WORK INSTRUCTION →
Copy each line of the entries that contains the word "daily".
═══ RECORDS PROVIDED ═══
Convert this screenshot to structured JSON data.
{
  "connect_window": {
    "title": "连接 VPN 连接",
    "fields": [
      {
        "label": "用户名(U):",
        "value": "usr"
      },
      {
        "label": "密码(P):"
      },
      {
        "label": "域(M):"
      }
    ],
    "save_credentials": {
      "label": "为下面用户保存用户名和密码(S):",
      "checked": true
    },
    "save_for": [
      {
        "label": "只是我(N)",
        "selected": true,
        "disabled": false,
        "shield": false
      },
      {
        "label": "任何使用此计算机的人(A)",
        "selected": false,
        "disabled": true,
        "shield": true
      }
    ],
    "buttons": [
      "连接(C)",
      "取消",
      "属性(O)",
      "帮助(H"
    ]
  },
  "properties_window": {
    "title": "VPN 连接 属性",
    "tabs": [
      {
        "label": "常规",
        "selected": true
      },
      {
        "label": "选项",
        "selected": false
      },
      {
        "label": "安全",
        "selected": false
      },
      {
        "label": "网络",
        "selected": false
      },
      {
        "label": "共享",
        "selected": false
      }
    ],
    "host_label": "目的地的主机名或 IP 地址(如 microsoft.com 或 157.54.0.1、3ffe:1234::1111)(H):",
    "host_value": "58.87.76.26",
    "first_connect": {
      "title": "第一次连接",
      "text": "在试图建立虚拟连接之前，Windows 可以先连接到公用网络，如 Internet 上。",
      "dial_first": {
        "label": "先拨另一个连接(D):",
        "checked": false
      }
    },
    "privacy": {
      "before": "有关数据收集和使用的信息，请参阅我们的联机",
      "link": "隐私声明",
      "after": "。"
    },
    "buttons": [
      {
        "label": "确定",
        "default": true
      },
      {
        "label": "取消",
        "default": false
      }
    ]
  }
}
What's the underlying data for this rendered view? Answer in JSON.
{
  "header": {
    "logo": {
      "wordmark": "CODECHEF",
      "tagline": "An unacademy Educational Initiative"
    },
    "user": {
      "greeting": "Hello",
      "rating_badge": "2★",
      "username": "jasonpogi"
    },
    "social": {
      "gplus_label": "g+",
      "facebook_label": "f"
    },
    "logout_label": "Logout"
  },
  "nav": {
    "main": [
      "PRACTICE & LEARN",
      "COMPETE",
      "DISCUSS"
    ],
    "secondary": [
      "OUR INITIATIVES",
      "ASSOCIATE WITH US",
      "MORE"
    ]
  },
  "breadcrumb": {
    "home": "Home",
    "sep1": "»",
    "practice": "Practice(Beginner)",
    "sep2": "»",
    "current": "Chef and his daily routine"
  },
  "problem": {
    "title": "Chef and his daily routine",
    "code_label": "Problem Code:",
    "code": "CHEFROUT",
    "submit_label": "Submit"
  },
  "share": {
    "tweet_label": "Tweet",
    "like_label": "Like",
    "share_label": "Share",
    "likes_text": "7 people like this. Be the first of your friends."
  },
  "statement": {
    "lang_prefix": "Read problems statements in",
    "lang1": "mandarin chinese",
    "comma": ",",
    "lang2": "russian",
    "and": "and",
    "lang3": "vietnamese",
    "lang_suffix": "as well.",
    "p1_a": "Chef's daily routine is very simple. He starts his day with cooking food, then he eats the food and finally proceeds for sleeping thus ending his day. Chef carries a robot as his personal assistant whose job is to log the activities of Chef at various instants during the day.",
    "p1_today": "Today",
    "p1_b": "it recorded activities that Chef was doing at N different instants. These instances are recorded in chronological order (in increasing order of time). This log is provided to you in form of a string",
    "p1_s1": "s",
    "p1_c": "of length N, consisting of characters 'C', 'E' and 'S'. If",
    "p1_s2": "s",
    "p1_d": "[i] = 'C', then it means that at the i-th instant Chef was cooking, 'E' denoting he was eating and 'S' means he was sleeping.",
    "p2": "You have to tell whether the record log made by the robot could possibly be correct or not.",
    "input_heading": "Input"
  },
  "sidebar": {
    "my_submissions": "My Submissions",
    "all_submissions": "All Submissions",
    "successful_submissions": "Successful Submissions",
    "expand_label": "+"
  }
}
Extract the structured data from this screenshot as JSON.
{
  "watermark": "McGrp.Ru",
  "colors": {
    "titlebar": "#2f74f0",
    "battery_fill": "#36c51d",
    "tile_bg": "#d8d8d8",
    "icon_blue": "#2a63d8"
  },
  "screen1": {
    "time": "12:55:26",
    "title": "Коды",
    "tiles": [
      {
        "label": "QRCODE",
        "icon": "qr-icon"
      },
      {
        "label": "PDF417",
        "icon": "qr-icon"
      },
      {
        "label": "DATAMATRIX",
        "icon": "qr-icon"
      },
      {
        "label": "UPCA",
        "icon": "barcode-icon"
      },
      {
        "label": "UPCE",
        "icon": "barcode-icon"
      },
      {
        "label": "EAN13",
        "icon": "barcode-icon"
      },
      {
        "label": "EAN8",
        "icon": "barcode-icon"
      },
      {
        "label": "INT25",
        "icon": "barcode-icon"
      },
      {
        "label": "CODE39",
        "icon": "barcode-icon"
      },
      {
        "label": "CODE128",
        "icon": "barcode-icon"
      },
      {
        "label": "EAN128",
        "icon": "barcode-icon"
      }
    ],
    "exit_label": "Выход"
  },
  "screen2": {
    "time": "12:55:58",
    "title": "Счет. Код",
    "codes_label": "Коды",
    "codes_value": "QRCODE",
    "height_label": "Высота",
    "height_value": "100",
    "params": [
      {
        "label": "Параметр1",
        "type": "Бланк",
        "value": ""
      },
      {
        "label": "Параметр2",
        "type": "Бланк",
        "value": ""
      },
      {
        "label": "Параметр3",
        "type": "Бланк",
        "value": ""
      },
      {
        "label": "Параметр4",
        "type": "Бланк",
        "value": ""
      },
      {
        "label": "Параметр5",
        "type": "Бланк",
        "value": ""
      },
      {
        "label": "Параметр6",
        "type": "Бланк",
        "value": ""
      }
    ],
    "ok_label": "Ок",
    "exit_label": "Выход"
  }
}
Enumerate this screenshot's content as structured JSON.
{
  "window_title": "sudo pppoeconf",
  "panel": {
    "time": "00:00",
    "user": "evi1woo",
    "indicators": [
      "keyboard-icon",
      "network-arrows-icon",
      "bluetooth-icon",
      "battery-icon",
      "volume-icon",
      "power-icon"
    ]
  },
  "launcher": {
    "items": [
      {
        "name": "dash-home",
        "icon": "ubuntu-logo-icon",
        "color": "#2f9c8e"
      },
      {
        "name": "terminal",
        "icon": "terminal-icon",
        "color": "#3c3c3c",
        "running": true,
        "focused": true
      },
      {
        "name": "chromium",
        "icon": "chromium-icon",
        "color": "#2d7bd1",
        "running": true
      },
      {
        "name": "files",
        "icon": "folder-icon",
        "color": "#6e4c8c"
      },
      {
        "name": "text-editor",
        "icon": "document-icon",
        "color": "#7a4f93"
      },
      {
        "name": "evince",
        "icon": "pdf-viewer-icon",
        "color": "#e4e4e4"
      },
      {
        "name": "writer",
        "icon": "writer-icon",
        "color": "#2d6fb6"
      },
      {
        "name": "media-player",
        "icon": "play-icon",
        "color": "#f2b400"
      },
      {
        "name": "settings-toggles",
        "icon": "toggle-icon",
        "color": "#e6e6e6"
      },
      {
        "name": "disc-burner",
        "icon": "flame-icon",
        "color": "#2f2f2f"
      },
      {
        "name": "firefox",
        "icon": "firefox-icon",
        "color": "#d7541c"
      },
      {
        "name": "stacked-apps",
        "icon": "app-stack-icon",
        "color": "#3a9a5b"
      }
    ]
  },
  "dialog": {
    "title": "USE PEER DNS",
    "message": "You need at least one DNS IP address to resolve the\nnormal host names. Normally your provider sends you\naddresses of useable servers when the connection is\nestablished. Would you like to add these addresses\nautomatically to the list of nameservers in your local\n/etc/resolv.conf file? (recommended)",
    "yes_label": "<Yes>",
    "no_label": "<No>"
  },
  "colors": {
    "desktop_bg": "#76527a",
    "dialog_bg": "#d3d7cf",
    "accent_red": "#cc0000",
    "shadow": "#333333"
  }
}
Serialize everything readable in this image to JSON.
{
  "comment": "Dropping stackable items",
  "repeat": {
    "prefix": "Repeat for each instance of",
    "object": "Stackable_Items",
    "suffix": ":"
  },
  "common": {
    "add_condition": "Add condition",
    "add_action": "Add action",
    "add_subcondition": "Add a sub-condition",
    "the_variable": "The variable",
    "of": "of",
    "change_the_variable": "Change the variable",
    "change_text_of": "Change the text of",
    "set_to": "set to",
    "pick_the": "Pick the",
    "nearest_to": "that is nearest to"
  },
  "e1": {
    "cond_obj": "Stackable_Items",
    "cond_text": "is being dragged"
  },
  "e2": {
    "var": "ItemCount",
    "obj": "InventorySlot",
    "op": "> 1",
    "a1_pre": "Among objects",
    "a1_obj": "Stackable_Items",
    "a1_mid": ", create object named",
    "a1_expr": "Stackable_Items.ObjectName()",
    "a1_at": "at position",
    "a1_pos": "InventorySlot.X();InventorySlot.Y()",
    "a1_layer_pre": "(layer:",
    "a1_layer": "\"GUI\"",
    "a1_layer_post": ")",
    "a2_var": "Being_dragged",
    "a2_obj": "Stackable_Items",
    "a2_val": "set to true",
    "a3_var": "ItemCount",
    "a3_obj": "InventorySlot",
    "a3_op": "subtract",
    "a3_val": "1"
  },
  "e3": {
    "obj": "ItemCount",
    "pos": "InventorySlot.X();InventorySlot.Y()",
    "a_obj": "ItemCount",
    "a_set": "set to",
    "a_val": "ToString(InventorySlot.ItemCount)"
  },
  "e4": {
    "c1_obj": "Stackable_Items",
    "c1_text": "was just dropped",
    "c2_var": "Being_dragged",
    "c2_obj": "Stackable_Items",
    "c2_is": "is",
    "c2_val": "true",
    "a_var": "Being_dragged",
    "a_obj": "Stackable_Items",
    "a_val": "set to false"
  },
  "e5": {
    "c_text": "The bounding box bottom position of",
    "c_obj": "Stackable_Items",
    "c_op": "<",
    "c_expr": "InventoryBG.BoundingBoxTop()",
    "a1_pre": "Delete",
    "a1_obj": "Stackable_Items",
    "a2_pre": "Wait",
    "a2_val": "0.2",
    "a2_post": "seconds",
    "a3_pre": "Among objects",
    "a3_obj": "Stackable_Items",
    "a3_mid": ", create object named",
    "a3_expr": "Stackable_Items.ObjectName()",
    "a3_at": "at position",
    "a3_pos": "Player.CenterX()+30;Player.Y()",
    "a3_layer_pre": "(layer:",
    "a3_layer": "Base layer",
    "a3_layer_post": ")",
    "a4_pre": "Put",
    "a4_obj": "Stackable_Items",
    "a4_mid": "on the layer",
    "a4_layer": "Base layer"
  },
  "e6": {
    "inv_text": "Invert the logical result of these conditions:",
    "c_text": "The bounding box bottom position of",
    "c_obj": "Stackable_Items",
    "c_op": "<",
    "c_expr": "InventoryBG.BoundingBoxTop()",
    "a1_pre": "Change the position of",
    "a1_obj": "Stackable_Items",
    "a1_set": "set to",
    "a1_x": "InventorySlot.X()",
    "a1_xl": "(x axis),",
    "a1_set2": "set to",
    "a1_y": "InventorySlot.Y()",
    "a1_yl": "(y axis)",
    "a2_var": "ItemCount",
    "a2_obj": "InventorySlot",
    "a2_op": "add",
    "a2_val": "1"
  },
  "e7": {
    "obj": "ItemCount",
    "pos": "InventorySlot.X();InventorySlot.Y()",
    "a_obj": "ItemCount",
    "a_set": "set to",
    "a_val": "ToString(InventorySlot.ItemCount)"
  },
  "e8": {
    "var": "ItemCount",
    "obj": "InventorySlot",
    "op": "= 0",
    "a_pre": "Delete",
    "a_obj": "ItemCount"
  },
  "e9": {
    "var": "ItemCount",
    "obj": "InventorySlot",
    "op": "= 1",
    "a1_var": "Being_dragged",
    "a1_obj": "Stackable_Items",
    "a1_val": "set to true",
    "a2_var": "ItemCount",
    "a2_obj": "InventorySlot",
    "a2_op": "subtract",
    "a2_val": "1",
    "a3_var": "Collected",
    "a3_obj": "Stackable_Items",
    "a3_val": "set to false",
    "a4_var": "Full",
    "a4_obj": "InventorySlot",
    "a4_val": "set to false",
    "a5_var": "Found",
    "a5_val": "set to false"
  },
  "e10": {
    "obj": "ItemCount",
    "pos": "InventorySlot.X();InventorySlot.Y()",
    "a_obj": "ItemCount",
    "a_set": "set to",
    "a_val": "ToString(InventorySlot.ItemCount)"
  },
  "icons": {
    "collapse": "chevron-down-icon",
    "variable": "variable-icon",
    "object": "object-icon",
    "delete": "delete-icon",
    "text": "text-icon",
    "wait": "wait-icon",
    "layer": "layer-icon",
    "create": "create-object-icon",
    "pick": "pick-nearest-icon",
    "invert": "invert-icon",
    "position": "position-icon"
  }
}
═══
ANSWER SPACE →
    "current": "Chef and his daily routine"
    "title": "Chef and his daily routine",
    "p1_a": "Chef's daily routine is very simple. He starts his day with cooking food, then he eats the food and finally proceeds for sleeping thus ending his day. Chef carries a robot as his personal assistant whose job is to log the activities of Chef at various instants during the day.",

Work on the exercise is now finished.